Cantaloupe season is off to a sweet start in Virginia thanks to a streak of warm, dry weather at the beginning of summer.

“People want sweet cantaloupes that have high sugar content,” Halifax County produce farmer Don Reese said. “That’s one thing this hot weather we’ve had does — it increases the sugar content in the melons and makes them sweeter. It’s been prime weather this summer for that.”

Reese started selling cantaloupes at Reese Farm Inc.’s farm stand in Scottsburg on July 10, about 10 days later than usual. He also noted the first melons he harvested were relatively small due to unseasonably cold weather in April.

Despite the delay and early-season struggles, Reese said successive plantings through the end of June have fared much better with the warmer weather. He anticipates cantaloupes being available through the end of summer.

“We have a really good crop overall,” he said. “They’re good quality and have the sweet flavor customers are looking for.”

Accomack County grower Susan Dattner said the first of her cantaloupes were harvested July 19, and she noted the melons’ quality and taste were “great.”

Dattner reported growing conditions on Virginia’s Eastern Shore have been favorable this summer, but with temperatures intermittently reaching the mid-90s, her crop may require some respite from the heat.

“The melons do good in heat, but they don’t like excessive heat,” she said. “Too much will slow their growth.”

Rob French, who grows cantaloupes at Sunnyside Farms in Cumberland County, also noted some of his initial crop was stunted by the cool spring.

“The first set came off really small because of those up-and-down temperatures in spring,” said French, who also serves on the Virginia Farm Bureau Federation Specialty Crops Advisory Committee. “We’re into our second and third set now, and they’re a really good size and have good flavor—sweet as they should be.”

French began selling cantaloupes at the beginning of July, and he anticipates sales continuing through mid-September at his farm and at farm stands in Buckingham and Powhatan counties and in Farmville. 

He said as long as his cantaloupes can avoid soaking rain, they’ll continue to thrive in the summer heat.

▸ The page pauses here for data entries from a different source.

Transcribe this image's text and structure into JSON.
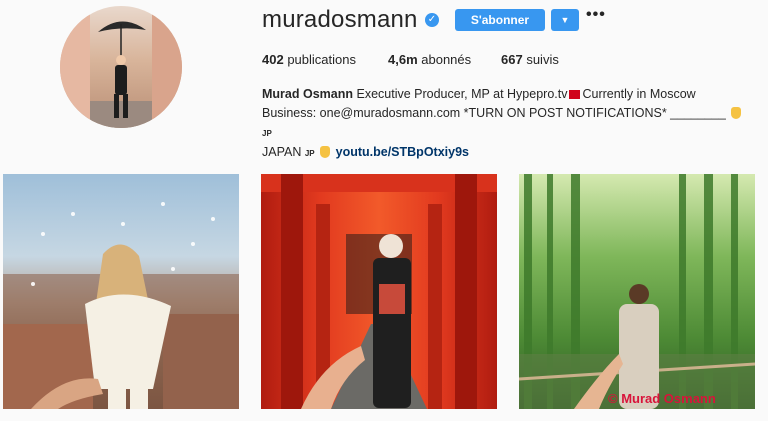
{
  "profile": {
    "username": "muradosmann",
    "verified_icon": "verified-badge-icon",
    "subscribe_label": "S'abonner",
    "dropdown_icon": "chevron-down-icon",
    "more_label": "•••",
    "stats": {
      "posts_count": "402",
      "posts_label": "publications",
      "followers_count": "4,6m",
      "followers_label": "abonnés",
      "following_count": "667",
      "following_label": "suivis"
    },
    "bio": {
      "name": "Murad Osmann",
      "line1": "Executive Producer, MP at Hypepro.tv",
      "line1b": "Currently in Moscow",
      "line2": "Business: one@muradosmann.com *TURN ON POST NOTIFICATIONS* ________",
      "jp1": "JP",
      "line3": "JAPAN",
      "jp2": "JP",
      "link": "youtu.be/STBpOtxiy9s"
    },
    "accent_color": "#3897f0"
  },
  "posts": [
    {
      "icon": "city-rooftop-photo"
    },
    {
      "icon": "torii-gates-photo"
    },
    {
      "icon": "bamboo-forest-photo"
    }
  ],
  "watermark": "©   Murad Osmann"
}
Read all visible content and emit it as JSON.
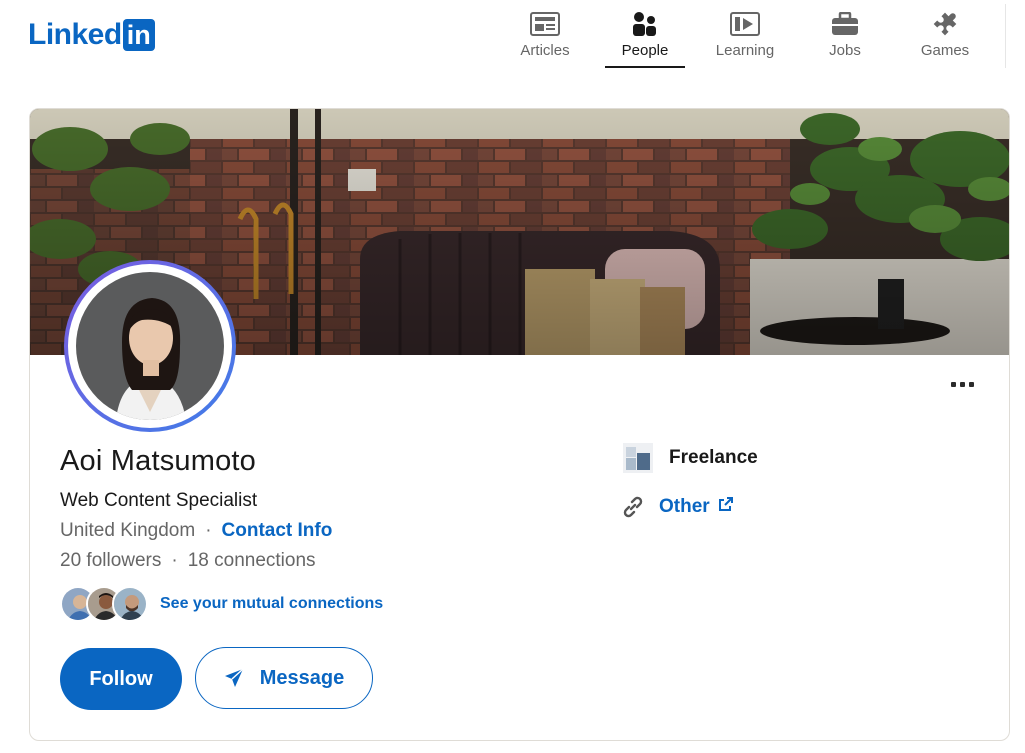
{
  "app": {
    "logo_text": "Linked",
    "logo_box": "in"
  },
  "nav": {
    "items": [
      {
        "label": "Articles",
        "icon": "articles-icon",
        "active": false
      },
      {
        "label": "People",
        "icon": "people-icon",
        "active": true
      },
      {
        "label": "Learning",
        "icon": "learning-icon",
        "active": false
      },
      {
        "label": "Jobs",
        "icon": "briefcase-icon",
        "active": false
      },
      {
        "label": "Games",
        "icon": "puzzle-icon",
        "active": false
      }
    ]
  },
  "profile": {
    "name": "Aoi Matsumoto",
    "headline": "Web Content Specialist",
    "location": "United Kingdom",
    "separator": "·",
    "contact_info_label": "Contact Info",
    "followers": "20 followers",
    "connections": "18 connections",
    "mutual_connections_label": "See your mutual connections",
    "company": "Freelance",
    "website_label": "Other"
  },
  "actions": {
    "follow_label": "Follow",
    "message_label": "Message"
  },
  "colors": {
    "brand_blue": "#0a66c2",
    "text_primary": "#191919",
    "text_secondary": "#666666",
    "avatar_ring": "#5b6fe0"
  }
}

“Warmer weather and minimal rain is what we need for the rest in the field to come through,” French said. “I know most farmers don’t want to hear that, but cantaloupes just can’t handle a lot of rain.”